Isabel Baer and Adam Konig.Isabel Baer

“I was supposed to go visit him, but then we both got freaked out,” says Baer, 21, a former political campaign staffer. She and Konig, 23, have been together for a year and a half, and long-distance for eight months. “If domestic flights get cancelled for months, I’d be really upset.”

For now, they’re rerouting. This weekend, the two plan to spend their monthly visit in Konig’s hometown of Dallas.

“He’s nervous that I’m going to bring coronavirus to Dallas and be patient zero in Texas, but I don’t have symptoms and I’m not sick,” says Baer, who says they’ve been keeping the love alive through FaceTime. “I don’t want to get hysterical.”

Enlarge ImageIsabel Baer and Adam Konig.
Isabel Baer and Adam Konig.Isabel Baer

In the local swingers scene, people are mourning the unsexy side effects of crowd control.

“Play parties hosted at private venues or houses that me and my partners frequently visit have been empty the past two weeks,” says Tim, a technology firm executive who declined to share his last name for privacy reasons.

The 33-year-old from Hoboken, NJ, gets the reasoning — “I wouldn’t want to get anyone sick” — but says it’s “frustrating,” and says his dating life has been “significantly” impacted by the outbreak.

While some sex parties in the city are reportedly staying open — and incorporating “extra soap and sanitizer” into their gatherings — organizers of the regular “orgies” and “fetish parties” Tim attends have told him that “they might be cancelling the upcoming two months in advance,” he says. “They [don’t] want to continue until the whole scare dies down.”

Like Baer and Konig, Tim has a tech-centric backup plan for the worst-case scenario.

“I would look into video sessions with cam girls,” he says.

Going digital has emotional perks, too.

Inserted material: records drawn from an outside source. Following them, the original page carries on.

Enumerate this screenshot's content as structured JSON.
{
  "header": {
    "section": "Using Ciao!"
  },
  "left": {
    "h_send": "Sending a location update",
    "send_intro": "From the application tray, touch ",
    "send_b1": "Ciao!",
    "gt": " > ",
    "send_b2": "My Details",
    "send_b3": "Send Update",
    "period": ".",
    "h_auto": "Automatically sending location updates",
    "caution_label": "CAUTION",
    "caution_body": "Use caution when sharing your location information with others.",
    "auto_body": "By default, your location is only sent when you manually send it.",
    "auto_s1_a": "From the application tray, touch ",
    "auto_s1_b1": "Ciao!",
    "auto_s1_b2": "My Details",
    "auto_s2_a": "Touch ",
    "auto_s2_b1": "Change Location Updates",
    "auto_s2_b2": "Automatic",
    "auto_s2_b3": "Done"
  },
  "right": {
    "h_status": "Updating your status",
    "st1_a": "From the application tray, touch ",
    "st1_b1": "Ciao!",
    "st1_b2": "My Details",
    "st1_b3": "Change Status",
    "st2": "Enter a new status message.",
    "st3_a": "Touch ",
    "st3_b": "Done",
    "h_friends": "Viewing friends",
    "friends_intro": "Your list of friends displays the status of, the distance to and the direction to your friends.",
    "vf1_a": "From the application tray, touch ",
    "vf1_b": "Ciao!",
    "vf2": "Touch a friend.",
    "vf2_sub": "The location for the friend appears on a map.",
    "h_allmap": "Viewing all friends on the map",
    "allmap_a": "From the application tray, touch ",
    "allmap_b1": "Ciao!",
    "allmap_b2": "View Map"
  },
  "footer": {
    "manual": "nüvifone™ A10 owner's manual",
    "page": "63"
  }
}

“There’s a sense that you’ve been speaking to someone longer, so you could invite them over because you kind of already know them,” says Mal.

As for married couples? Things are less lusty in that corner. The virus is causing friction between partners — and not the fun kind.

“I wanted to prepare as early as possible just to make sure we were covered, and my husband wasn’t being helpful,” Vanessa, a 30-year-old mom from Harlem, tells The Post. “He still gets annoyed at me when I tell him to wash his hands properly.”

But optimists like Mal hope that lovers will use the opportunity to reignite their relationships. In her case, she’s excited to take things to the next level with her hopeful corona cling. Although they’ve been on a few dates, they aren’t official, she says — but all the craziness has inspired her to have The Talk with him.

“We’re going to have that discussion soon,” she says, “because I’ll want to be quarantined at my place.”